* [Data under study]
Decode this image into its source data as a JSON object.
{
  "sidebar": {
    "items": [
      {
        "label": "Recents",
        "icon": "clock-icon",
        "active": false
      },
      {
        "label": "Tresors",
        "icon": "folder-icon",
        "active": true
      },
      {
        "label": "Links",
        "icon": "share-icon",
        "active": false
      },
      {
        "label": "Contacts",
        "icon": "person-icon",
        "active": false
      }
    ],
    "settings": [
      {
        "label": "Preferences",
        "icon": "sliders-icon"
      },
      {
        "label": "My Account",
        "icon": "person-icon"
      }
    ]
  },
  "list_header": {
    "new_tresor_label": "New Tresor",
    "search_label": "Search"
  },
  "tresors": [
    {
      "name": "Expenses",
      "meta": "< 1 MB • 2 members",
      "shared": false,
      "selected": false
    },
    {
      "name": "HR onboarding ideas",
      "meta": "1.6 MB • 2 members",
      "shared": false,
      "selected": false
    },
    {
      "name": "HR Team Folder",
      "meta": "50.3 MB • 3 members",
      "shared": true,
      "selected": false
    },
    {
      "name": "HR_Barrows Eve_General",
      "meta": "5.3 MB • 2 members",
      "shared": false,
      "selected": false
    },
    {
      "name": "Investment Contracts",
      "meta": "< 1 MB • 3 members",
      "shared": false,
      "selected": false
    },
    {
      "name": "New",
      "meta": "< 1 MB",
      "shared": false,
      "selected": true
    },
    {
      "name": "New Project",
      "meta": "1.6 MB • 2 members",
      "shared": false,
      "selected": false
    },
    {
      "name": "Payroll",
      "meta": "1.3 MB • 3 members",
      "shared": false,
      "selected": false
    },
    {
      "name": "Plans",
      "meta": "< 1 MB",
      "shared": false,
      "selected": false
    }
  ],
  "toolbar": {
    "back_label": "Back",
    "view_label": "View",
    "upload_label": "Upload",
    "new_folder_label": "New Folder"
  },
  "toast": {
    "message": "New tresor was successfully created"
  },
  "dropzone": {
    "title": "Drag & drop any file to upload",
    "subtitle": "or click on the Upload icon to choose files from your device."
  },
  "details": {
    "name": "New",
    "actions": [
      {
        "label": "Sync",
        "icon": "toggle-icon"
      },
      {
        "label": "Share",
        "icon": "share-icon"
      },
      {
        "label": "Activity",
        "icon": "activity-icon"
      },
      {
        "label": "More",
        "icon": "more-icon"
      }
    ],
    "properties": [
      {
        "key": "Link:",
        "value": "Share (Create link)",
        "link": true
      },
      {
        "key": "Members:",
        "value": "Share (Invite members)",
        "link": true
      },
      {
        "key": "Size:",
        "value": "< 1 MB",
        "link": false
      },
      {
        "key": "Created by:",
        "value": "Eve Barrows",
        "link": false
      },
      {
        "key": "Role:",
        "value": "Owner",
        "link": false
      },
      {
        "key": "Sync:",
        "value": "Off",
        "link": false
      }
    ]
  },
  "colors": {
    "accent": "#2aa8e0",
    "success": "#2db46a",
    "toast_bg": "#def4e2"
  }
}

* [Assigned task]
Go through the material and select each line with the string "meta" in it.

* [Your solution]
      "meta": "< 1 MB • 2 members",
      "meta": "1.6 MB • 2 members",
      "meta": "50.3 MB • 3 members",
      "meta": "5.3 MB • 2 members",
      "meta": "< 1 MB • 3 members",
      "meta": "< 1 MB",
      "meta": "1.6 MB • 2 members",
      "meta": "1.3 MB • 3 members",
      "meta": "< 1 MB",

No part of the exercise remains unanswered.